It seems there's been some renewed interest in the subject of Block C LTE "no locking" provisions after news that the Motorola RAZR will come equipped with a locked bootloader per Verizon's request. About four months ago, I published an article on this very topic. To summarize: Verizon can basically do almost anything it wants with handsets on its network in the name of reasonable network management - subject to a few limitations and caveats.
But before we get into the reasoning for this, let's talk history.
The Block C Auction Of 2008
Back in 2008, the FCC auctioned off a block of the 700MHz wireless spectrum dubbed "Block C." Verizon was the sole purchaser of the block, having bid $4.7 billion to acquire the chunk of spectrum. Read More
Unfortunately, Verizon pulled the ads. When we asked them why, their official response was: "The ads were pulled because some of the professional service agreements have expired."
It's no secret that Verizon's LTE network is the fastest and largest mobile data network in the U.S. (can't say it's the most reliable though), but to make sure every Tom, Dick, and Harry knows about this, the company has rolled out a batch of LTE commercials featuring slogans such as "Instant Results," "Just Like That," "What You Want. Now," and "It's That Fast."
And what do you know - they're actually quite funny. Read More

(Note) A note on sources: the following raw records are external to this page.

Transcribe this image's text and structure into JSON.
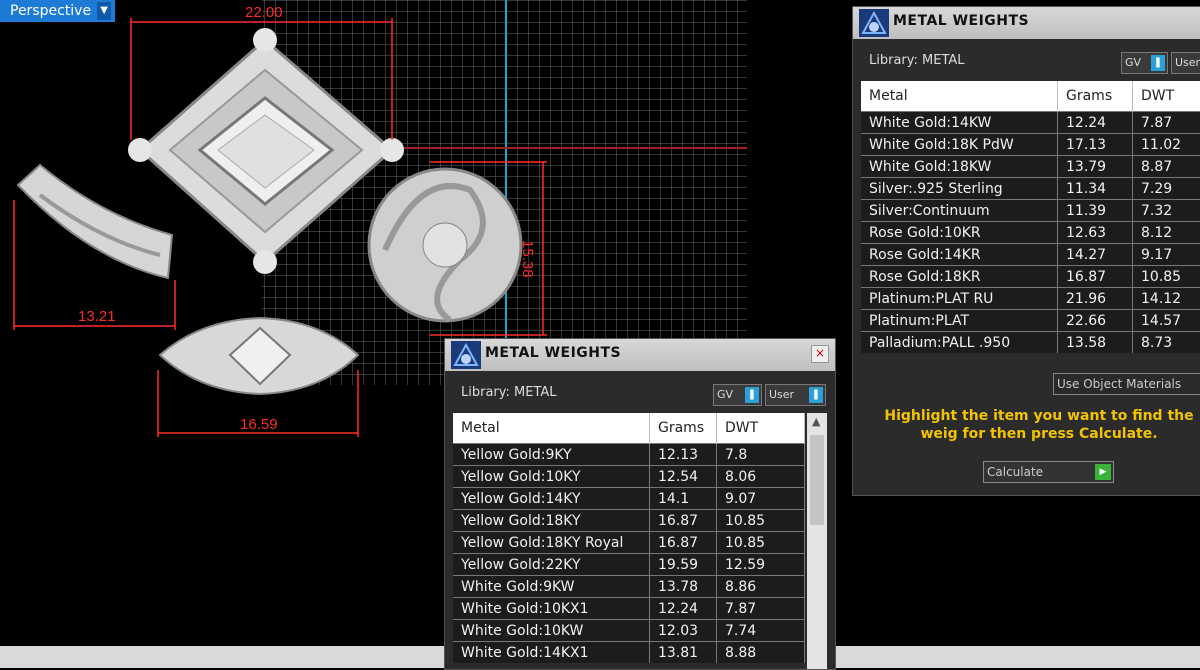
{
  "viewport": {
    "mode_label": "Perspective",
    "dimensions": [
      "22.00",
      "13.21",
      "15.38",
      "16.59"
    ]
  },
  "panel_main": {
    "title": "METAL WEIGHTS",
    "library_label": "Library: METAL",
    "gv_label": "GV",
    "user_label": "User",
    "columns": [
      "Metal",
      "Grams",
      "DWT"
    ],
    "rows": [
      [
        "White Gold:14KW",
        "12.24",
        "7.87"
      ],
      [
        "White Gold:18K PdW",
        "17.13",
        "11.02"
      ],
      [
        "White Gold:18KW",
        "13.79",
        "8.87"
      ],
      [
        "Silver:.925 Sterling",
        "11.34",
        "7.29"
      ],
      [
        "Silver:Continuum",
        "11.39",
        "7.32"
      ],
      [
        "Rose Gold:10KR",
        "12.63",
        "8.12"
      ],
      [
        "Rose Gold:14KR",
        "14.27",
        "9.17"
      ],
      [
        "Rose Gold:18KR",
        "16.87",
        "10.85"
      ],
      [
        "Platinum:PLAT RU",
        "21.96",
        "14.12"
      ],
      [
        "Platinum:PLAT",
        "22.66",
        "14.57"
      ],
      [
        "Palladium:PALL .950",
        "13.58",
        "8.73"
      ]
    ],
    "materials_option": "Use Object Materials",
    "hint": "Highlight the item you want to find the weig for then press Calculate.",
    "calculate_label": "Calculate"
  },
  "panel_float": {
    "title": "METAL WEIGHTS",
    "close_glyph": "×",
    "library_label": "Library: METAL",
    "gv_label": "GV",
    "user_label": "User",
    "columns": [
      "Metal",
      "Grams",
      "DWT"
    ],
    "rows": [
      [
        "Yellow Gold:9KY",
        "12.13",
        "7.8"
      ],
      [
        "Yellow Gold:10KY",
        "12.54",
        "8.06"
      ],
      [
        "Yellow Gold:14KY",
        "14.1",
        "9.07"
      ],
      [
        "Yellow Gold:18KY",
        "16.87",
        "10.85"
      ],
      [
        "Yellow Gold:18KY Royal",
        "16.87",
        "10.85"
      ],
      [
        "Yellow Gold:22KY",
        "19.59",
        "12.59"
      ],
      [
        "White Gold:9KW",
        "13.78",
        "8.86"
      ],
      [
        "White Gold:10KX1",
        "12.24",
        "7.87"
      ],
      [
        "White Gold:10KW",
        "12.03",
        "7.74"
      ],
      [
        "White Gold:14KX1",
        "13.81",
        "8.88"
      ]
    ]
  }
}
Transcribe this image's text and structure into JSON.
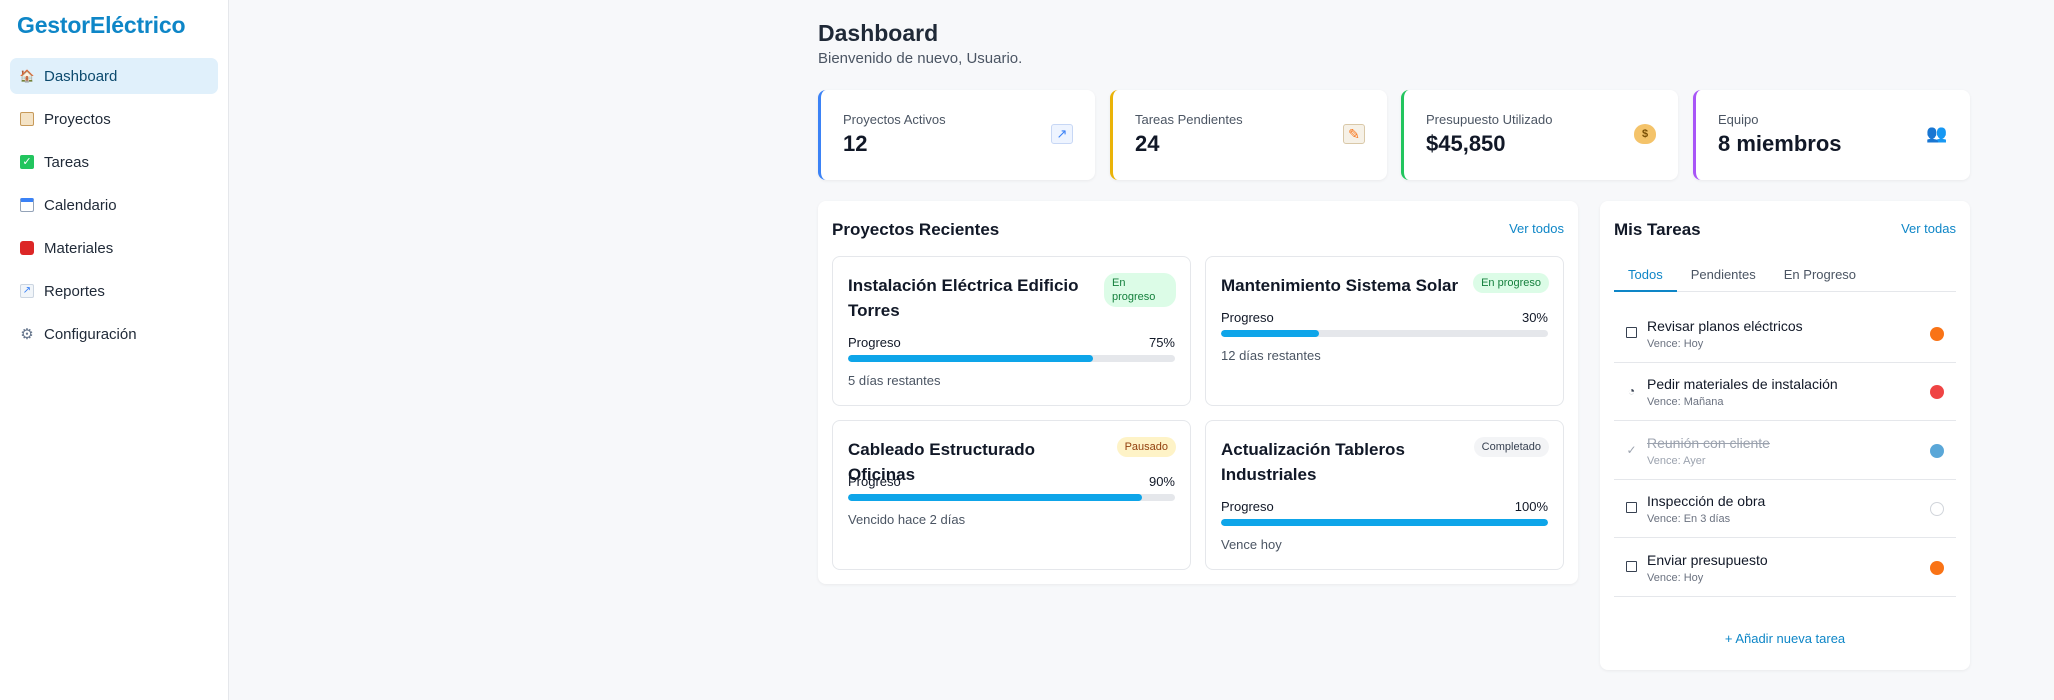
{
  "app": {
    "brand": "GestorEléctrico"
  },
  "sidebar": {
    "items": [
      {
        "label": "Dashboard",
        "icon": "house-icon",
        "active": true
      },
      {
        "label": "Proyectos",
        "icon": "clipboard-icon"
      },
      {
        "label": "Tareas",
        "icon": "checkbox-icon"
      },
      {
        "label": "Calendario",
        "icon": "calendar-icon"
      },
      {
        "label": "Materiales",
        "icon": "toolbox-icon"
      },
      {
        "label": "Reportes",
        "icon": "chart-icon"
      },
      {
        "label": "Configuración",
        "icon": "gear-icon"
      }
    ]
  },
  "header": {
    "title": "Dashboard",
    "subtitle": "Bienvenido de nuevo, Usuario."
  },
  "stats": [
    {
      "label": "Proyectos Activos",
      "value": "12",
      "icon": "chart-increasing-icon",
      "color": "#3b82f6"
    },
    {
      "label": "Tareas Pendientes",
      "value": "24",
      "icon": "memo-icon",
      "color": "#eab308"
    },
    {
      "label": "Presupuesto Utilizado",
      "value": "$45,850",
      "icon": "money-bag-icon",
      "color": "#22c55e"
    },
    {
      "label": "Equipo",
      "value": "8 miembros",
      "icon": "people-icon",
      "color": "#a855f7"
    }
  ],
  "projects": {
    "title": "Proyectos Recientes",
    "link": "Ver todos",
    "progress_label": "Progreso",
    "items": [
      {
        "name": "Instalación Eléctrica Edificio Torres",
        "status": "En progreso",
        "percent_label": "75%",
        "percent": 75,
        "note": "5 días restantes"
      },
      {
        "name": "Mantenimiento Sistema Solar",
        "status": "En progreso",
        "percent_label": "30%",
        "percent": 30,
        "note": "12 días restantes"
      },
      {
        "name": "Cableado Estructurado Oficinas",
        "status": "Pausado",
        "percent_label": "90%",
        "percent": 90,
        "note": "Vencido hace 2 días"
      },
      {
        "name": "Actualización Tableros Industriales",
        "status": "Completado",
        "percent_label": "100%",
        "percent": 100,
        "note": "Vence hoy"
      }
    ]
  },
  "tasks": {
    "title": "Mis Tareas",
    "link": "Ver todas",
    "tabs": [
      "Todos",
      "Pendientes",
      "En Progreso"
    ],
    "items": [
      {
        "title": "Revisar planos eléctricos",
        "due": "Vence: Hoy",
        "state": "pending",
        "priority_color": "#f97316"
      },
      {
        "title": "Pedir materiales de instalación",
        "due": "Vence: Mañana",
        "state": "in-progress",
        "priority_color": "#ef4444"
      },
      {
        "title": "Reunión con cliente",
        "due": "Vence: Ayer",
        "state": "done",
        "priority_color": "#5aa7d8"
      },
      {
        "title": "Inspección de obra",
        "due": "Vence: En 3 días",
        "state": "pending",
        "priority_color": "#ffffff"
      },
      {
        "title": "Enviar presupuesto",
        "due": "Vence: Hoy",
        "state": "pending",
        "priority_color": "#f97316"
      }
    ],
    "add_label": "+ Añadir nueva tarea"
  }
}
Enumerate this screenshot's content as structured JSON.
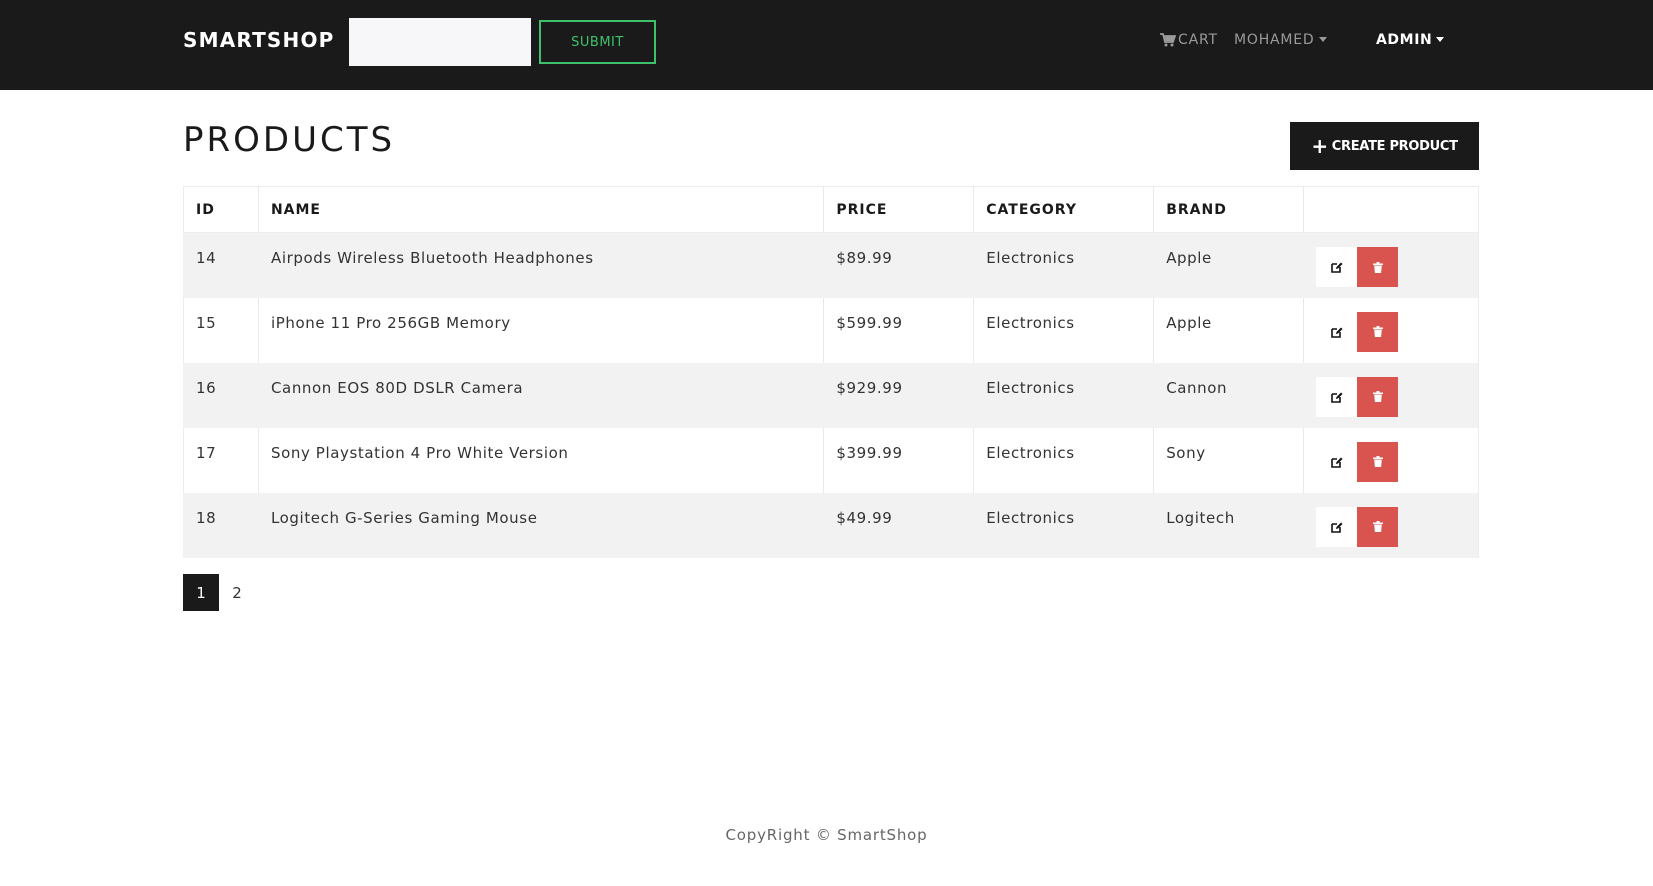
{
  "navbar": {
    "brand": "SMARTSHOP",
    "search_placeholder": "",
    "submit_label": "SUBMIT",
    "cart_label": "CART",
    "user_label": "MOHAMED",
    "admin_label": "ADMIN"
  },
  "page": {
    "title": "PRODUCTS",
    "create_label": "CREATE PRODUCT"
  },
  "table": {
    "columns": [
      "ID",
      "NAME",
      "PRICE",
      "CATEGORY",
      "BRAND",
      ""
    ],
    "rows": [
      {
        "id": "14",
        "name": "Airpods Wireless Bluetooth Headphones",
        "price": "$89.99",
        "category": "Electronics",
        "brand": "Apple"
      },
      {
        "id": "15",
        "name": "iPhone 11 Pro 256GB Memory",
        "price": "$599.99",
        "category": "Electronics",
        "brand": "Apple"
      },
      {
        "id": "16",
        "name": "Cannon EOS 80D DSLR Camera",
        "price": "$929.99",
        "category": "Electronics",
        "brand": "Cannon"
      },
      {
        "id": "17",
        "name": "Sony Playstation 4 Pro White Version",
        "price": "$399.99",
        "category": "Electronics",
        "brand": "Sony"
      },
      {
        "id": "18",
        "name": "Logitech G-Series Gaming Mouse",
        "price": "$49.99",
        "category": "Electronics",
        "brand": "Logitech"
      }
    ]
  },
  "pagination": {
    "pages": [
      "1",
      "2"
    ],
    "active": "1"
  },
  "footer": {
    "text": "CopyRight © SmartShop"
  },
  "colors": {
    "navbar_bg": "#1a1a1a",
    "submit_accent": "#3ec16a",
    "delete_red": "#d9534f",
    "stripe": "#f2f2f2"
  }
}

Twitter is absolutely abuzz about Verizon's LTE network at the moment, but not because it's blazingly fast or convenient for on-the-go web browsing. No, Twitter is currently blowing up because it seems that 4G is down for most (if not all) VZW subscribers. For many 4G users, 3G is also having issues, likely a side-effect caused by Verizon's 4G devices. Adding to the flood of tweets, reader J Weissman has also confirmed the outage, tipping us just moments ago.
Known Verizon insider black_man_x has chimed in too, adding that Verizon's call centers are swamped at the moment.
This echoes a thread on Reddit by Vzw_insider, who also explains that Verizon currently has no ETA for repair completion. Read More
A phone with model name SHV-E120L recently passed through the FCC. Despite our initial excitement that it could be the Galaxy Nexus (née Prime), it turned out to be none other than the Samsung Galaxy S II HD LTE, king of lengthy titles.
We originally saw this phone announced last month in Korea, where Samsung wowed with a spacious 4.65" screen, 1280 x 720 resolution, and disappointingly restricted geographical range. Still, if you're itching for a phone with specs to compete with the upcoming Nexus, plus TouchWiz on Gingerbread, this filing could be the good news you were hoping for. Read More
Not one hundred dollars, not ten dollars, not one dollar, one cent. That's right, the LTE-packing Droid Bionic can be yours for a penny from Amazon Wireless if you're a switcher. Current Verizon customers have to pay the full $220. The usual hooks apply, it's a penny only on a 2 year contract.
Amazon is even throwing in free shipping. What more do you want? If you are still on the fence, check out our review of the Bionic here. We have no idea how long this will last, so read quickly.
Those of you holding out for the Galaxy Nexus (Prime), stay strong. Read More
At this point, it's pretty clear that we've all been knee deep in Ice Cream Sandwich goodies all week long. We've already given you the Music 4.0.1, Google+ 2.0, and ICS Clock widget APKs, but that's not all - now we have some details regarding the CDMA Verizon Nexus Prime. At least that's what we thought it was called before Google and Samsung decided on the Galaxy Nexus as the final name, according to our reliable source who goes by Geek Vundotra (remember the leaked apps above?).
A few days ago, we heard two variations of very different specs for the Prime: one from BGR, which stated that it should have a 1.2Ghz OMAP processor, LTE, and be exclusive to Verizon; the other came from GSMarena, which stated that the next Nexus (should we call it "Nextus" as one of our readers suggested?) would be packing a monstrous 1.5GHz Exynos and a Power PowerVR SGX543MP2 GPU. Read More